Website and app data records
####################

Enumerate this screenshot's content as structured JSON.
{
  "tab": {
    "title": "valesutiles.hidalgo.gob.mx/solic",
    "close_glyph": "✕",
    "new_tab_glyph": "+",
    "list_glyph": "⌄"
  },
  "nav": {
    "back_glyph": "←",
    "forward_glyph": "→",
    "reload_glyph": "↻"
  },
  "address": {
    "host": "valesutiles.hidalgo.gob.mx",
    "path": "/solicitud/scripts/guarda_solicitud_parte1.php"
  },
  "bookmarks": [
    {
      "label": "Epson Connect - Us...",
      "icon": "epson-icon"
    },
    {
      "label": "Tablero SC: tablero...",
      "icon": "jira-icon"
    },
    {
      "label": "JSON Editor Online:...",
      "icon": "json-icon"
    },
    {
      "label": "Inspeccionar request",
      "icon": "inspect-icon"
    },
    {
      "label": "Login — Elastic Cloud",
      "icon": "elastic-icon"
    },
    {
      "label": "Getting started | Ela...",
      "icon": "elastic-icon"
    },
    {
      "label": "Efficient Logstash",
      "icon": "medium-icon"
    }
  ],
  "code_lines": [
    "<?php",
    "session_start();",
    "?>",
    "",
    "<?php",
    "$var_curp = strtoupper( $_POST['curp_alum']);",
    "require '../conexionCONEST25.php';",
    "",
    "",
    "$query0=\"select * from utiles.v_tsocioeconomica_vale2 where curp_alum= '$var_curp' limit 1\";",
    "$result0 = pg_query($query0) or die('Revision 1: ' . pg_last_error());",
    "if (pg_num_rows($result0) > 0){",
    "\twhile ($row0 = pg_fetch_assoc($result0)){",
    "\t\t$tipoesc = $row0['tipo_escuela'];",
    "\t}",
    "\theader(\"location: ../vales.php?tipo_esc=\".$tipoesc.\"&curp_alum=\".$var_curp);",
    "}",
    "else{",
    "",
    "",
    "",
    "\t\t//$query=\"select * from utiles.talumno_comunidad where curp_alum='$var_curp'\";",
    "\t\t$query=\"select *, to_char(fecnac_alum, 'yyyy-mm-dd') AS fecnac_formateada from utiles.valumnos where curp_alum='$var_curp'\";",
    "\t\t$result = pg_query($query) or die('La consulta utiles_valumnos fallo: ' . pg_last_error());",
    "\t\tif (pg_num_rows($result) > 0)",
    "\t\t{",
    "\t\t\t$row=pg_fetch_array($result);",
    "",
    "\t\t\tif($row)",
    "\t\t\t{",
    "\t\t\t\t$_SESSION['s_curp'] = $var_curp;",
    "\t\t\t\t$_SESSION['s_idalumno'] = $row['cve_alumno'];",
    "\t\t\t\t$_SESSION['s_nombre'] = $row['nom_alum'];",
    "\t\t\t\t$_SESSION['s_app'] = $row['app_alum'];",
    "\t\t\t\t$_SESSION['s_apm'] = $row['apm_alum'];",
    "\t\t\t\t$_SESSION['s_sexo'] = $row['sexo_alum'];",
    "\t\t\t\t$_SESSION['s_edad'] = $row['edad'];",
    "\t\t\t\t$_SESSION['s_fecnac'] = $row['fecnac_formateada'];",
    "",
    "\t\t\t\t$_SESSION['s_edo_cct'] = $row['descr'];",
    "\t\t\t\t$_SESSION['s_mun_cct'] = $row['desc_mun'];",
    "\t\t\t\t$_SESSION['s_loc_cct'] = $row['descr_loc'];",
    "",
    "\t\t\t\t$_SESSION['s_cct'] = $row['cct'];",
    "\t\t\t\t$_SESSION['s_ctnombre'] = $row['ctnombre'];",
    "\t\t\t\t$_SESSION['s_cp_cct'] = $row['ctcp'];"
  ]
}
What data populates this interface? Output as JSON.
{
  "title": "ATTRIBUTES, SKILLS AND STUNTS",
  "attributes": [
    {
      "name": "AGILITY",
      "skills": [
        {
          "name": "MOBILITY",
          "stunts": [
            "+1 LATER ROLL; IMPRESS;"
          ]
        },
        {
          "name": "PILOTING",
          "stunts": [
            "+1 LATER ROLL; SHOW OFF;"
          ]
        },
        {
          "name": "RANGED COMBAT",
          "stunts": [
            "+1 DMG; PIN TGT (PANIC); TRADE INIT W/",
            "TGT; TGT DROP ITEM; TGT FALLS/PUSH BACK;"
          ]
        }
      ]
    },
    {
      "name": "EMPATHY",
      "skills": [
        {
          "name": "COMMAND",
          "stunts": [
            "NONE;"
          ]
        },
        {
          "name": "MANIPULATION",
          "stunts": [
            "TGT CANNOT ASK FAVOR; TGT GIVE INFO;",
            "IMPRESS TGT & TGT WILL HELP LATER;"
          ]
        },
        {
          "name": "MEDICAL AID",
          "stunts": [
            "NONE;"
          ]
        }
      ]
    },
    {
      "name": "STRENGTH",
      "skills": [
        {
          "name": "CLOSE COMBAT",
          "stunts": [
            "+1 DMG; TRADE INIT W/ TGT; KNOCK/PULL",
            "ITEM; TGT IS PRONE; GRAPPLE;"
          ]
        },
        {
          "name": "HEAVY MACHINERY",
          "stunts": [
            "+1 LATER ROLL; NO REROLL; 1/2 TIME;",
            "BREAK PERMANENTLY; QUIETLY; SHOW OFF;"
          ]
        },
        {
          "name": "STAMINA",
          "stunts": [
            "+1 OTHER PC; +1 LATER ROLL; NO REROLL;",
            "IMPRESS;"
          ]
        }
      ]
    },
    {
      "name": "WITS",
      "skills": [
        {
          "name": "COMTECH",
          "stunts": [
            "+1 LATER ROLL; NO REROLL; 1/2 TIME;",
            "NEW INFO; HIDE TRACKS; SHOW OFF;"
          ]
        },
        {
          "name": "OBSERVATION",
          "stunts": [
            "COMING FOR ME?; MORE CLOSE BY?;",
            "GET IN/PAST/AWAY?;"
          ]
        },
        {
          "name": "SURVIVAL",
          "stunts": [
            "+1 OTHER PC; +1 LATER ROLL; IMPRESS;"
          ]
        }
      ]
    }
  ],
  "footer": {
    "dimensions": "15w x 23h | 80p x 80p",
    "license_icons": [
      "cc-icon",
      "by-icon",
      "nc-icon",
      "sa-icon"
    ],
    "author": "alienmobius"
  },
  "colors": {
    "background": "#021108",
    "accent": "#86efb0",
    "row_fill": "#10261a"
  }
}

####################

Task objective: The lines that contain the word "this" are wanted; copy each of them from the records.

Your solution:
Enumerate this screenshot's content as structured JSON.
What data populates this interface? Output as JSON.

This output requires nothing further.